Items from an interface collection:
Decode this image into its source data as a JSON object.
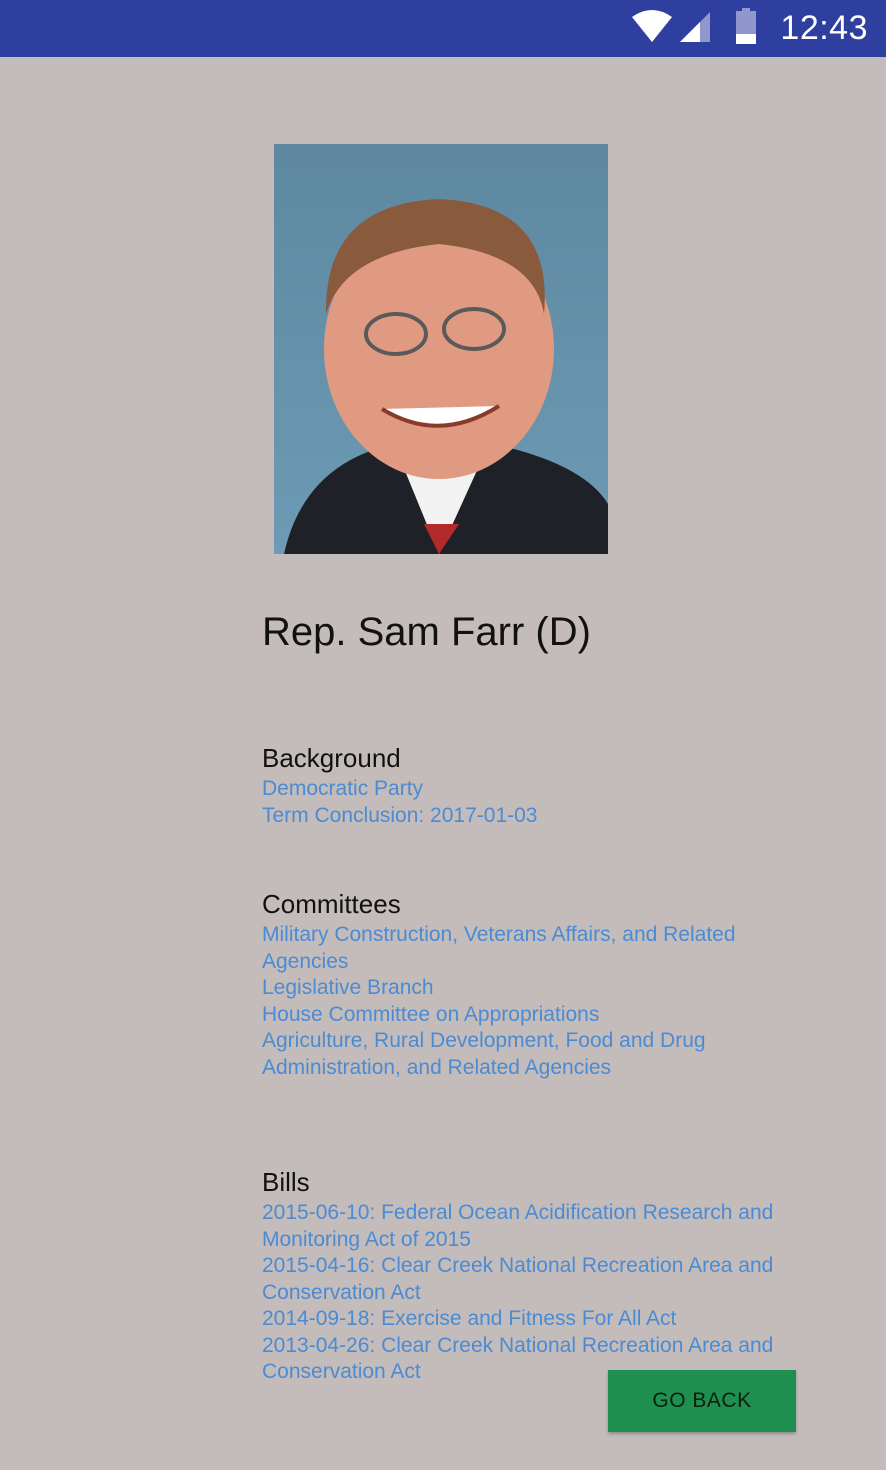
{
  "status_bar": {
    "time": "12:43"
  },
  "profile": {
    "photo_alt": "Portrait of Rep. Sam Farr",
    "name": "Rep. Sam Farr (D)"
  },
  "background": {
    "heading": "Background",
    "items": [
      "Democratic Party",
      "Term Conclusion: 2017-01-03"
    ]
  },
  "committees": {
    "heading": "Committees",
    "items": [
      "Military Construction, Veterans Affairs, and Related",
      "Agencies",
      "Legislative Branch",
      "House Committee on Appropriations",
      "Agriculture, Rural Development, Food and Drug",
      "Administration, and Related Agencies"
    ]
  },
  "bills": {
    "heading": "Bills",
    "items": [
      "2015-06-10: Federal Ocean Acidification Research and",
      "Monitoring Act of 2015",
      "2015-04-16: Clear Creek National Recreation Area and",
      "Conservation Act",
      "2014-09-18: Exercise and Fitness For All Act",
      "2013-04-26: Clear Creek National Recreation Area and",
      "Conservation Act"
    ]
  },
  "actions": {
    "go_back_label": "GO BACK"
  },
  "colors": {
    "status_bar": "#2f3fa0",
    "background": "#c4bcbb",
    "link": "#4a8bd4",
    "button": "#1f8f4f"
  }
}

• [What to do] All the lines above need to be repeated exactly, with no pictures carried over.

• [Written answer]
Decode this image into its source data as a JSON object.
{
  "status_bar": {
    "time": "12:43"
  },
  "profile": {
    "photo_alt": "Portrait of Rep. Sam Farr",
    "name": "Rep. Sam Farr (D)"
  },
  "background": {
    "heading": "Background",
    "items": [
      "Democratic Party",
      "Term Conclusion: 2017-01-03"
    ]
  },
  "committees": {
    "heading": "Committees",
    "items": [
      "Military Construction, Veterans Affairs, and Related",
      "Agencies",
      "Legislative Branch",
      "House Committee on Appropriations",
      "Agriculture, Rural Development, Food and Drug",
      "Administration, and Related Agencies"
    ]
  },
  "bills": {
    "heading": "Bills",
    "items": [
      "2015-06-10: Federal Ocean Acidification Research and",
      "Monitoring Act of 2015",
      "2015-04-16: Clear Creek National Recreation Area and",
      "Conservation Act",
      "2014-09-18: Exercise and Fitness For All Act",
      "2013-04-26: Clear Creek National Recreation Area and",
      "Conservation Act"
    ]
  },
  "actions": {
    "go_back_label": "GO BACK"
  },
  "colors": {
    "status_bar": "#2f3fa0",
    "background": "#c4bcbb",
    "link": "#4a8bd4",
    "button": "#1f8f4f"
  }
}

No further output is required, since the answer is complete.